The opinion of the court was delivered by: Justice Rakowski
Industrial Commission Division
Appeal from the Circuit Court of Cook County. Honorable Alexander P. White, Judge Presiding.
SUPPLEMENTAL OPINION AFTER REMAND
In an opinion rendered on July 20, 1999, we remanded this cause to the circuit court for the limited purpose of taking additional evidence on a departing commissioner's vote in order to ascertain whether the Industrial Commission's (Commission) decision was valid pursuant to Zeigler v. Industrial Comm'n, 51 Ill. 2d 137 (1972). *fn1 Upon remand, the departing commissioner submitted an affidavit indicating she participated in oral argument and subsequent thereto she and the majority commissioner reached an agreement, which was the agreement set forth in the Commission's decision. The circuit court concluded this was sufficient. We agree. Accordingly, we address the merits of claimant's appeal and conclude that the Commission's decision finding claimant failed to prove he was permanently and totally disabled because he failed to demonstrate he fell within the "odd-lot" category is not against the manifest weight of the evidence.
I. Validity of Commission Decision
As noted above, on remand departing Commissioner Hagan offered an affidavit in support of her vote prior to her departure. The affidavit averred that she and Commissioner Ketter reached an agreement, subsequent to oral argument and prior to her departure, on the merits of the case and that their agreement was embodied in the Commission's decision. The affidavit further established that Commissioner Hagan reviewed the Commission worksheet, which indicates her vote and upon which she had affixed her initials at the time of the decision.
We conclude that this affidavit is sufficient reliable evidence pursuant to the dictates of Zeigler v. Industrial Comm'n, 51 Ill. 2d 137 (1972), to show the decision of departing Commissioner Hagan. See also Alexander v. Industrial Comm'n, 306 Ill. App. 3d 1081 (1999). Because the affidavit is sufficient, we find the Commission's decision is valid and, therefore, address the merits of claimant's appeal.
II. Permanent Total Disability

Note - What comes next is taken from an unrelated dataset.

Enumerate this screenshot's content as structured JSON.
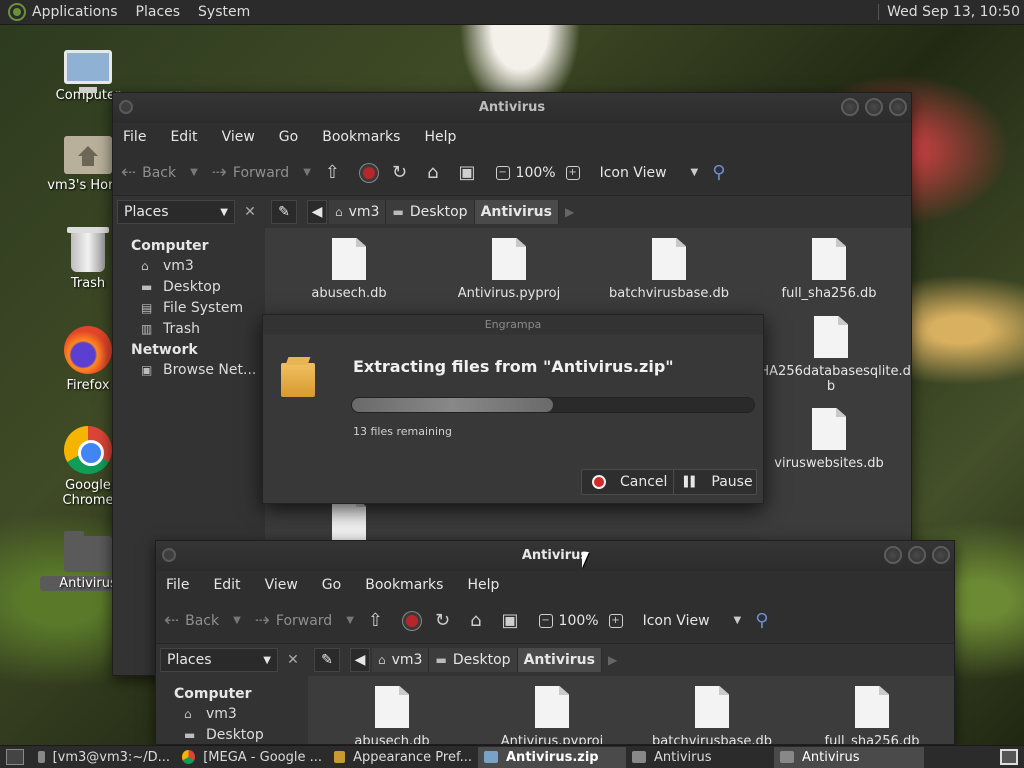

Claimant contends the Commission decision finding he was not permanently and totally disabled because he failed to conduct a diligent job search and, therefore, failed to demonstrate he fell within the "odd-lot" category is against the manifest weight of the evidence. Claimant was awarded temporary total disability for 130 5/7 weeks at $495.34 per week and permanent partial disability to the extent of 50% of the person as a whole.

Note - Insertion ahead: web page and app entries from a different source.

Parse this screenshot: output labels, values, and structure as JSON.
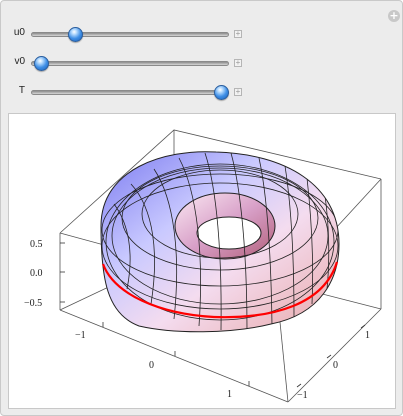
{
  "controls": {
    "u0": {
      "label": "u0",
      "fraction": 0.22
    },
    "v0": {
      "label": "v0",
      "fraction": 0.05
    },
    "T": {
      "label": "T",
      "fraction": 0.96
    }
  },
  "close_glyph": "+",
  "plus_glyph": "+",
  "plot": {
    "z_ticks": [
      "0.5",
      "0.0",
      "−0.5"
    ],
    "front_ticks": [
      "−1",
      "0",
      "1"
    ],
    "right_ticks": [
      "1",
      "0",
      "−1"
    ],
    "curve_color": "#ff0000"
  }
}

Following claimant's laminectomy and disectomy, he underwent a functional capacity evaluation, which indicated he could function at light to medium work. His treating doctor released him to work with permanent restrictions, including no lifting greater than 25 pounds, no bending, no squatting, and no repetitive stair climbing. Approximately one month later, the doctor revised the restrictions, stating claimant could perform only sedentary work.
Claimant began a job search in the summer of 1993. Thereafter, employer enlisted the vocational rehabilitation services of Ellis & Associates (Ellis) to work with claimant. Ms. Carla Fallon Turner was assigned to claimant. Turner's original evaluation indicated that claimant's ability to benefit from vocational rehabilitation would be fair based on his lack of education, a high pre-injury wage, a felony conviction, and his "unrealistic expectation of wanting to earn $18.00 per hour." She recommended that claimant be placed in a machine operation position in a manufacturing setting, a job related to his ability to use tools, or a cleaning position in the service sector. However, she did not address whether such positions would fit into claimant's restrictions. She assisted claimant in putting together a resume, instructing him on how to present himself, instructing him how to fill out an application, and providing him with contacts.
According to the record, claimant made 431 contacts from February 11, 1994, to May 20, 1994, some supplied by Ellis but most he made on his own. Claimant testified he kept logs of his contacts and submitted the logs to Turner. Claimant stated that through the contacts he received three or four interviews but no job offers. He terminated his job search when he was placed with Racine Electric Company in June of 1994.
Claimant testified that most of the duties required of him at Racine Electric were in direct conflict with his doctor's restrictions. Claimant testified he worked seven hours per day, for six days over a two-week period. According to him, on five of the days he was on his feet. Claimant worked one day and then took one day off due to pain. Claimant contends he was laid off from this job.
Mr. Jesse Smith, owner of Racine Electric, contradicted claimant's testimony. He testified he was aware of claimant's restrictions and advised claimant to work at his own pace. He stated that, after approximately two weeks, claimant contacted him and ...